[Task]
Please restate each line of the data that follows word for word, skipping any image.
[Information Boundary: Start]
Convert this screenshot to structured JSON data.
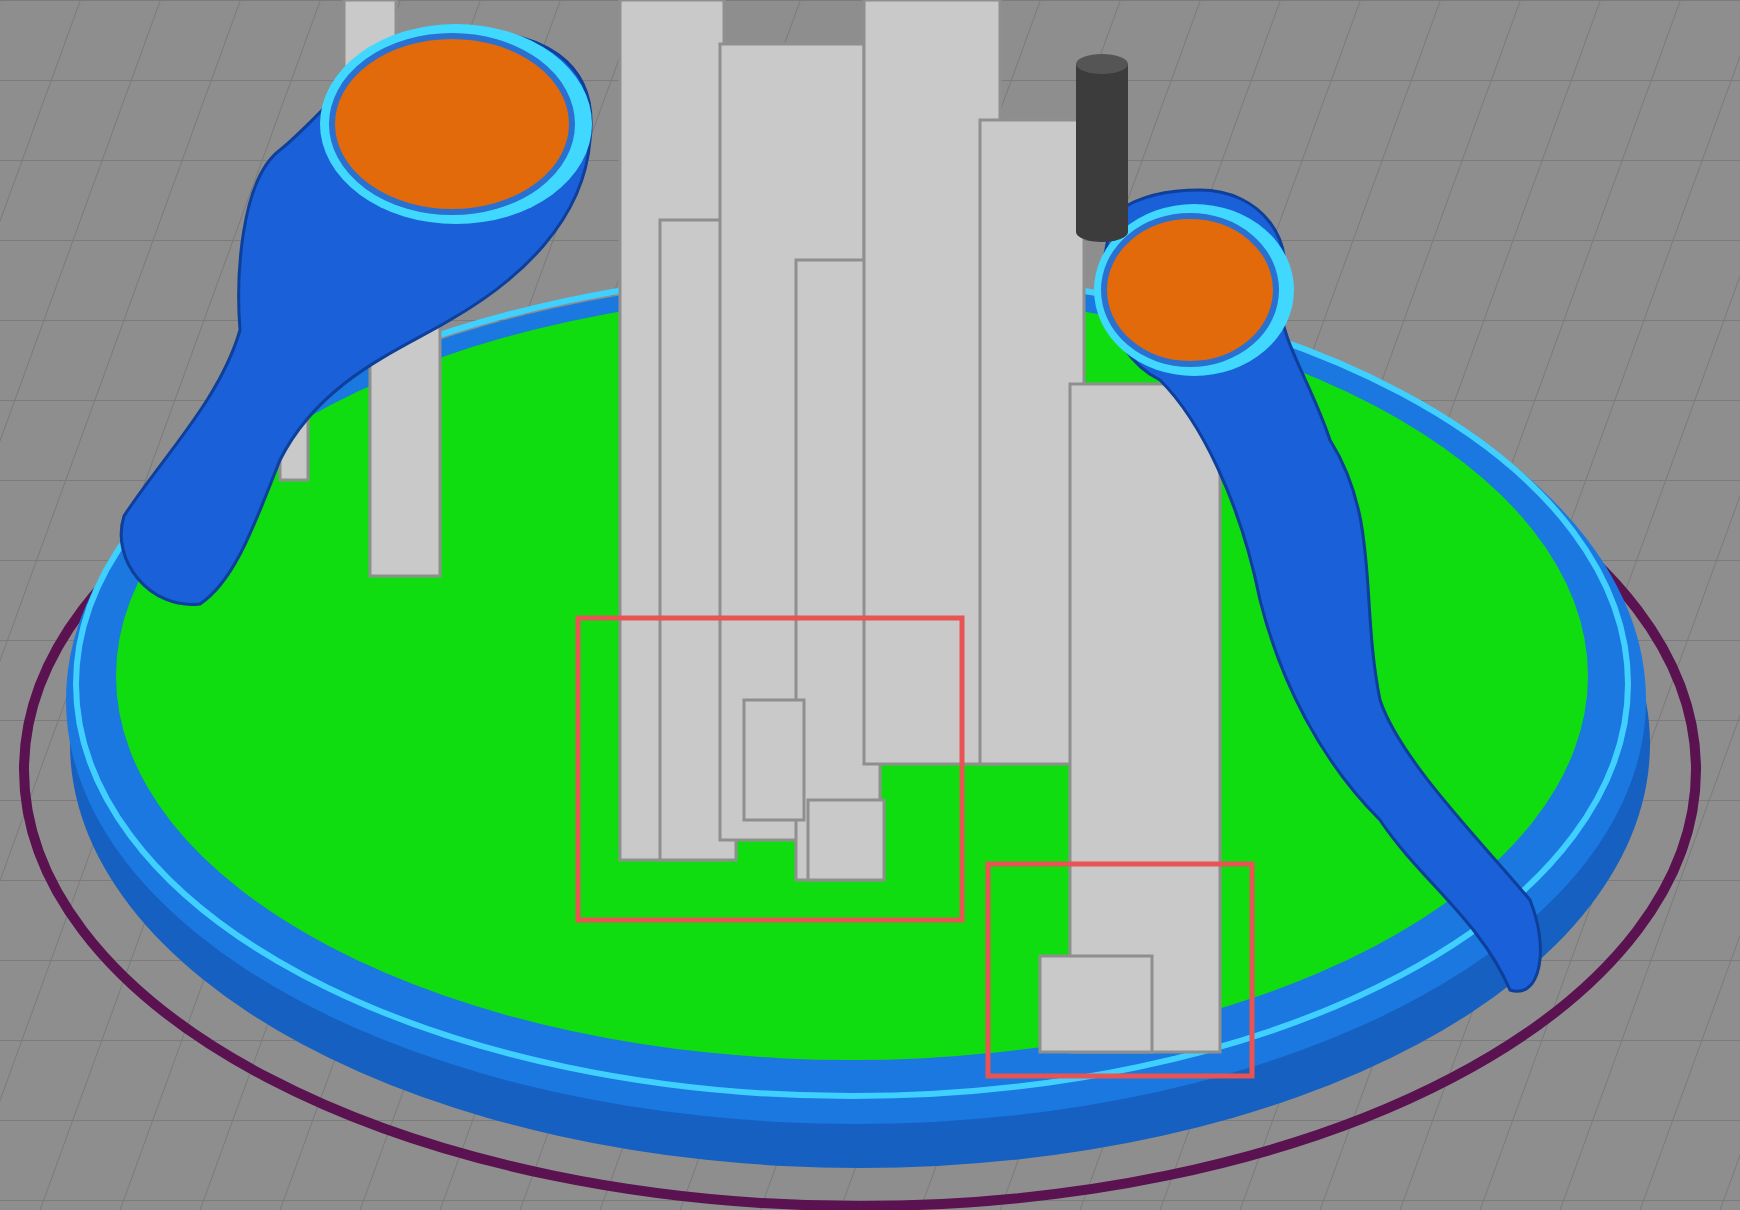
{
  "highlights": [
    {
      "kind": "rectangle"
    },
    {
      "kind": "rectangle"
    }
  ]
}
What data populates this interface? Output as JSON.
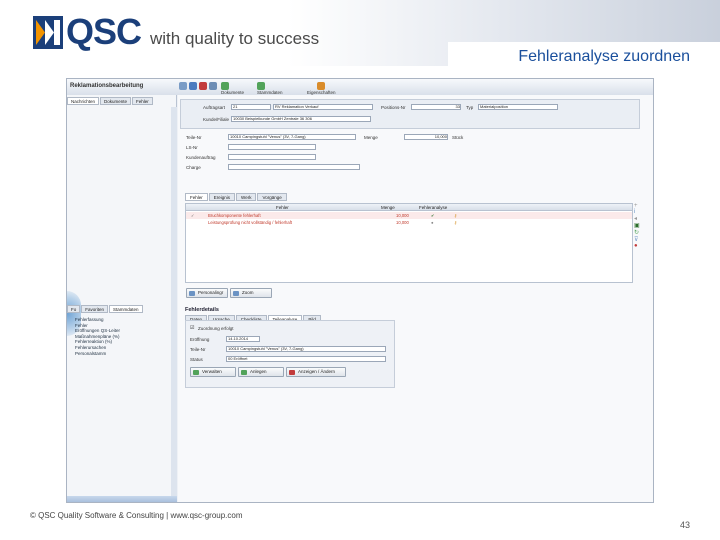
{
  "brand": {
    "logo_text": "QSC",
    "tagline": "with quality to success"
  },
  "slide": {
    "title": "Fehleranalyse zuordnen",
    "footer": "© QSC Quality Software & Consulting | www.qsc-group.com",
    "page_number": "43"
  },
  "app": {
    "window_title": "Reklamationsbearbeitung",
    "toolbar": [
      "Dokumente",
      "Stammdaten",
      "Eigenschaften"
    ],
    "left_tabs": [
      "Nachrichten",
      "Dokumente",
      "Fehler"
    ],
    "left_tabs2": [
      "Fo",
      "Favoriten",
      "Stammdaten"
    ],
    "tree": [
      "Fehlerfassung",
      "Fehler",
      "Eröffnungen QS-Leiter",
      "Maßnahmenpläne (%)",
      "Fehlerreaktion (%)",
      "Fehlerursachen",
      "Personalstamm"
    ],
    "header": {
      "auftragsart_label": "Auftragsart",
      "auftragsart_value": "21",
      "auftragsart_text": "RV Reklamation Verkauf",
      "positions_label": "Positions-Nr",
      "positions_value": "33",
      "typ_label": "Typ",
      "typ_value": "Materialposition",
      "kunde_label": "Kunde/Filiale",
      "kunde_value": "10030  Beispielkunde GmbH Zentrale 36 306"
    },
    "fields": {
      "teile_label": "Teile-Nr",
      "teile_value": "10010 Campingstuhl \"Venus\" (3V, 7-Gang)",
      "menge_label": "Menge",
      "menge_value": "10,000",
      "menge_unit": "Stück",
      "lsnr_label": "LS-Nr",
      "kunden_label": "Kundenauftrag",
      "charge_label": "Charge"
    },
    "tabs": [
      "Fehler",
      "Ereignis",
      "Werk",
      "Vorgänge"
    ],
    "grid": {
      "headers": [
        "Fehler",
        "Menge",
        "Fehleranalyse"
      ],
      "rows": [
        {
          "fehler": "Bruchkomponente fehlerhaft",
          "menge": "10,000"
        },
        {
          "fehler": "Leistungsprüfung nicht vollständig / fehlerhaft",
          "menge": "10,000"
        }
      ]
    },
    "grid_buttons": [
      "Personalingr",
      "Zoom"
    ],
    "detail_title": "Fehlerdetails",
    "detail_tabs": [
      "Daten",
      "Ursache",
      "Checkliste",
      "Teileanalyse",
      "Bild"
    ],
    "detail": {
      "checkbox_label": "Zuordnung erfolgt",
      "eroeffnung_label": "Eröffnung",
      "eroeffnung_value": "14.10.2014",
      "teile_label": "Teile-Nr",
      "teile_value": "10010 Campingstuhl \"Venus\" (3V, 7-Gang)",
      "status_label": "Status",
      "status_value": "00 Eröffnet"
    },
    "detail_buttons": [
      "Verwalten",
      "Anlegen",
      "Anzeigen / Ändern"
    ]
  },
  "colors": {
    "brand_blue": "#1b3f7a",
    "title_blue": "#1a4f9c",
    "row_red": "#c0392b"
  }
}
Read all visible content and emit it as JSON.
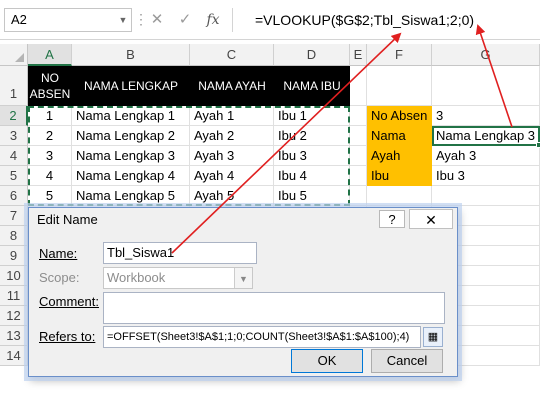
{
  "formula_bar": {
    "name_box": "A2",
    "formula": "=VLOOKUP($G$2;Tbl_Siswa1;2;0)",
    "cancel_glyph": "✕",
    "enter_glyph": "✓",
    "fx_glyph": "fx"
  },
  "columns": [
    "A",
    "B",
    "C",
    "D",
    "E",
    "F",
    "G"
  ],
  "rows": [
    "1",
    "2",
    "3",
    "4",
    "5",
    "6",
    "7",
    "8",
    "9",
    "10",
    "11",
    "12",
    "13",
    "14"
  ],
  "table": {
    "headers": [
      "NO ABSEN",
      "NAMA LENGKAP",
      "NAMA AYAH",
      "NAMA IBU"
    ],
    "header_no_line1": "NO",
    "header_no_line2": "ABSEN",
    "rows": [
      [
        "1",
        "Nama Lengkap 1",
        "Ayah 1",
        "Ibu 1"
      ],
      [
        "2",
        "Nama Lengkap 2",
        "Ayah 2",
        "Ibu 2"
      ],
      [
        "3",
        "Nama Lengkap 3",
        "Ayah 3",
        "Ibu 3"
      ],
      [
        "4",
        "Nama Lengkap 4",
        "Ayah 4",
        "Ibu 4"
      ],
      [
        "5",
        "Nama Lengkap 5",
        "Ayah 5",
        "Ibu 5"
      ]
    ]
  },
  "lookup": {
    "labels": [
      "No Absen",
      "Nama",
      "Ayah",
      "Ibu"
    ],
    "values": [
      "3",
      "Nama Lengkap 3",
      "Ayah 3",
      "Ibu 3"
    ]
  },
  "dialog": {
    "title": "Edit Name",
    "help": "?",
    "close": "✕",
    "name_label": "Name:",
    "name_value": "Tbl_Siswa1",
    "scope_label": "Scope:",
    "scope_value": "Workbook",
    "comment_label": "Comment:",
    "comment_value": "",
    "refers_label": "Refers to:",
    "refers_value": "=OFFSET(Sheet3!$A$1;1;0;COUNT(Sheet3!$A$1:$A$100);4)",
    "ok": "OK",
    "cancel": "Cancel"
  },
  "colors": {
    "accent_green": "#217346",
    "table_header_bg": "#000000",
    "label_orange": "#ffc000",
    "arrow_red": "#e02020",
    "dialog_border": "#6a8fc9"
  }
}
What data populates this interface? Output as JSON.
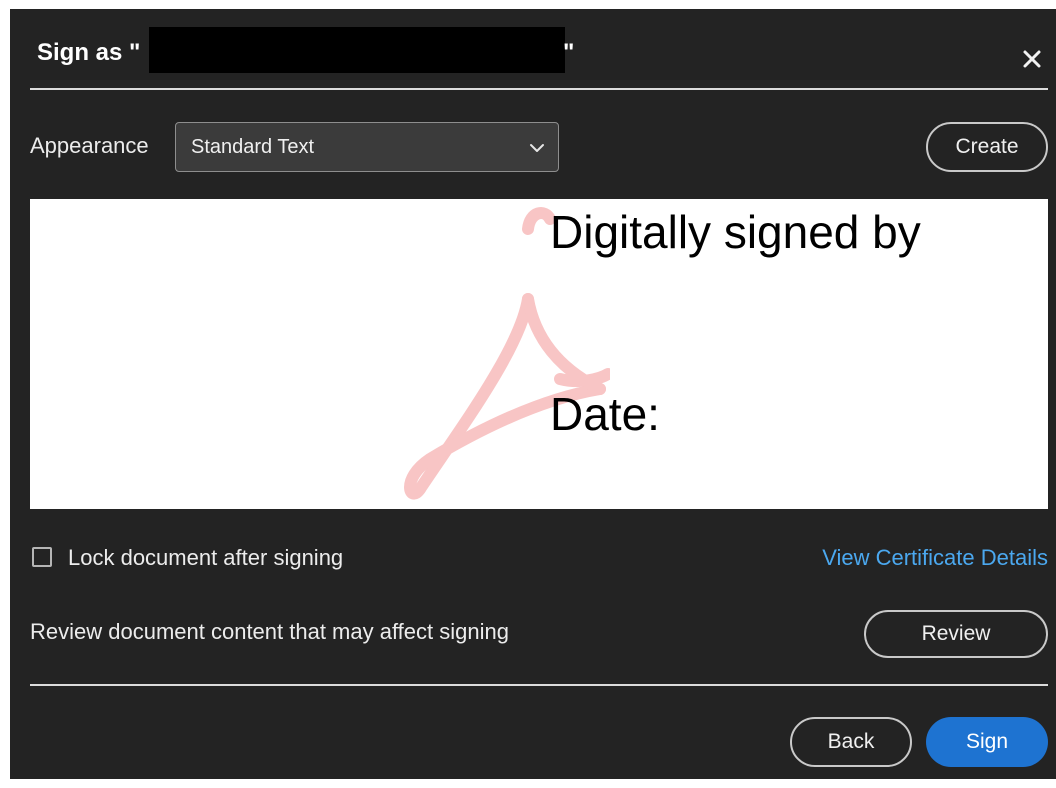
{
  "dialog": {
    "title_prefix": "Sign as \"",
    "title_suffix": "\"",
    "close_icon": "close-icon"
  },
  "appearance": {
    "label": "Appearance",
    "selected": "Standard Text",
    "create_label": "Create"
  },
  "preview": {
    "line1": "Digitally signed by",
    "line2": "Date:",
    "watermark_color": "#f4a3a3"
  },
  "options": {
    "lock_label": "Lock document after signing",
    "lock_checked": false,
    "cert_link": "View Certificate Details"
  },
  "review": {
    "text": "Review document content that may affect signing",
    "button": "Review"
  },
  "footer": {
    "back": "Back",
    "sign": "Sign"
  },
  "colors": {
    "background": "#232323",
    "accent": "#1e73d1",
    "link": "#4ba8ef"
  }
}
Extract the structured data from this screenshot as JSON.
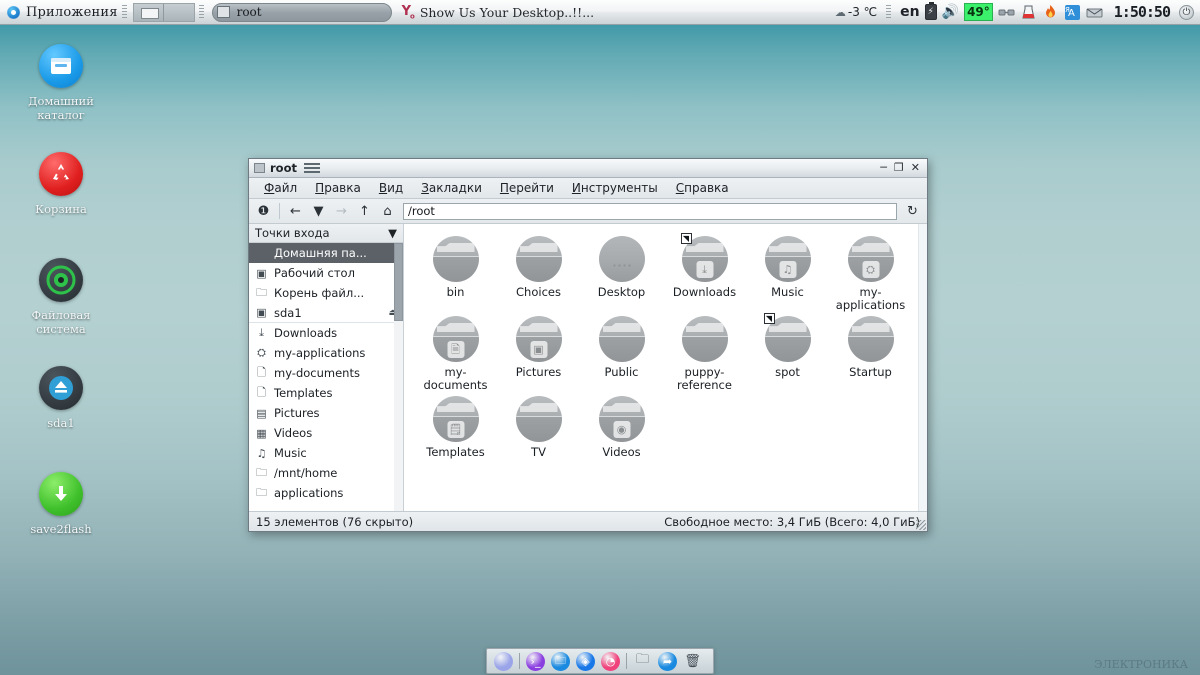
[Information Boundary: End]
[Result]
Convert this screenshot to structured JSON data.
{
  "highlights": [
    {
      "kind": "rectangle"
    },
    {
      "kind": "rectangle"
    }
  ]
}
What data populates this interface? Output as JSON.
{
  "brand": {
    "logo_text": "QSC",
    "tagline": "with quality to success"
  },
  "slide": {
    "title": "Fehleranalyse zuordnen",
    "footer": "© QSC Quality Software & Consulting | www.qsc-group.com",
    "page_number": "43"
  },
  "app": {
    "window_title": "Reklamationsbearbeitung",
    "toolbar": [
      "Dokumente",
      "Stammdaten",
      "Eigenschaften"
    ],
    "left_tabs": [
      "Nachrichten",
      "Dokumente",
      "Fehler"
    ],
    "left_tabs2": [
      "Fo",
      "Favoriten",
      "Stammdaten"
    ],
    "tree": [
      "Fehlerfassung",
      "Fehler",
      "Eröffnungen QS-Leiter",
      "Maßnahmenpläne (%)",
      "Fehlerreaktion (%)",
      "Fehlerursachen",
      "Personalstamm"
    ],
    "header": {
      "auftragsart_label": "Auftragsart",
      "auftragsart_value": "21",
      "auftragsart_text": "RV Reklamation Verkauf",
      "positions_label": "Positions-Nr",
      "positions_value": "33",
      "typ_label": "Typ",
      "typ_value": "Materialposition",
      "kunde_label": "Kunde/Filiale",
      "kunde_value": "10030  Beispielkunde GmbH Zentrale 36 306"
    },
    "fields": {
      "teile_label": "Teile-Nr",
      "teile_value": "10010 Campingstuhl \"Venus\" (3V, 7-Gang)",
      "menge_label": "Menge",
      "menge_value": "10,000",
      "menge_unit": "Stück",
      "lsnr_label": "LS-Nr",
      "kunden_label": "Kundenauftrag",
      "charge_label": "Charge"
    },
    "tabs": [
      "Fehler",
      "Ereignis",
      "Werk",
      "Vorgänge"
    ],
    "grid": {
      "headers": [
        "Fehler",
        "Menge",
        "Fehleranalyse"
      ],
      "rows": [
        {
          "fehler": "Bruchkomponente fehlerhaft",
          "menge": "10,000"
        },
        {
          "fehler": "Leistungsprüfung nicht vollständig / fehlerhaft",
          "menge": "10,000"
        }
      ]
    },
    "grid_buttons": [
      "Personalingr",
      "Zoom"
    ],
    "detail_title": "Fehlerdetails",
    "detail_tabs": [
      "Daten",
      "Ursache",
      "Checkliste",
      "Teileanalyse",
      "Bild"
    ],
    "detail": {
      "checkbox_label": "Zuordnung erfolgt",
      "eroeffnung_label": "Eröffnung",
      "eroeffnung_value": "14.10.2014",
      "teile_label": "Teile-Nr",
      "teile_value": "10010 Campingstuhl \"Venus\" (3V, 7-Gang)",
      "status_label": "Status",
      "status_value": "00 Eröffnet"
    },
    "detail_buttons": [
      "Verwalten",
      "Anlegen",
      "Anzeigen / Ändern"
    ]
  },
  "colors": {
    "brand_blue": "#1b3f7a",
    "title_blue": "#1a4f9c",
    "row_red": "#c0392b"
  }
}
Read all visible content and emit it as JSON.
{
  "formula_bar": {
    "name_box": "A2",
    "formula": "=VLOOKUP($G$2;Tbl_Siswa1;2;0)",
    "cancel_glyph": "✕",
    "enter_glyph": "✓",
    "fx_glyph": "fx"
  },
  "columns": [
    "A",
    "B",
    "C",
    "D",
    "E",
    "F",
    "G"
  ],
  "rows": [
    "1",
    "2",
    "3",
    "4",
    "5",
    "6",
    "7",
    "8",
    "9",
    "10",
    "11",
    "12",
    "13",
    "14"
  ],
  "table": {
    "headers": [
      "NO ABSEN",
      "NAMA LENGKAP",
      "NAMA AYAH",
      "NAMA IBU"
    ],
    "header_no_line1": "NO",
    "header_no_line2": "ABSEN",
    "rows": [
      [
        "1",
        "Nama Lengkap 1",
        "Ayah 1",
        "Ibu 1"
      ],
      [
        "2",
        "Nama Lengkap 2",
        "Ayah 2",
        "Ibu 2"
      ],
      [
        "3",
        "Nama Lengkap 3",
        "Ayah 3",
        "Ibu 3"
      ],
      [
        "4",
        "Nama Lengkap 4",
        "Ayah 4",
        "Ibu 4"
      ],
      [
        "5",
        "Nama Lengkap 5",
        "Ayah 5",
        "Ibu 5"
      ]
    ]
  },
  "lookup": {
    "labels": [
      "No Absen",
      "Nama",
      "Ayah",
      "Ibu"
    ],
    "values": [
      "3",
      "Nama Lengkap 3",
      "Ayah 3",
      "Ibu 3"
    ]
  },
  "dialog": {
    "title": "Edit Name",
    "help": "?",
    "close": "✕",
    "name_label": "Name:",
    "name_value": "Tbl_Siswa1",
    "scope_label": "Scope:",
    "scope_value": "Workbook",
    "comment_label": "Comment:",
    "comment_value": "",
    "refers_label": "Refers to:",
    "refers_value": "=OFFSET(Sheet3!$A$1;1;0;COUNT(Sheet3!$A$1:$A$100);4)",
    "ok": "OK",
    "cancel": "Cancel"
  },
  "colors": {
    "accent_green": "#217346",
    "table_header_bg": "#000000",
    "label_orange": "#ffc000",
    "arrow_red": "#e02020",
    "dialog_border": "#6a8fc9"
  }
}
What data populates this interface? Output as JSON.
{
  "dialog": {
    "title_prefix": "Sign as \"",
    "title_suffix": "\"",
    "close_icon": "close-icon"
  },
  "appearance": {
    "label": "Appearance",
    "selected": "Standard Text",
    "create_label": "Create"
  },
  "preview": {
    "line1": "Digitally signed by",
    "line2": "Date:",
    "watermark_color": "#f4a3a3"
  },
  "options": {
    "lock_label": "Lock document after signing",
    "lock_checked": false,
    "cert_link": "View Certificate Details"
  },
  "review": {
    "text": "Review document content that may affect signing",
    "button": "Review"
  },
  "footer": {
    "back": "Back",
    "sign": "Sign"
  },
  "colors": {
    "background": "#232323",
    "accent": "#1e73d1",
    "link": "#4ba8ef"
  }
}
Extract the structured data from this screenshot as JSON.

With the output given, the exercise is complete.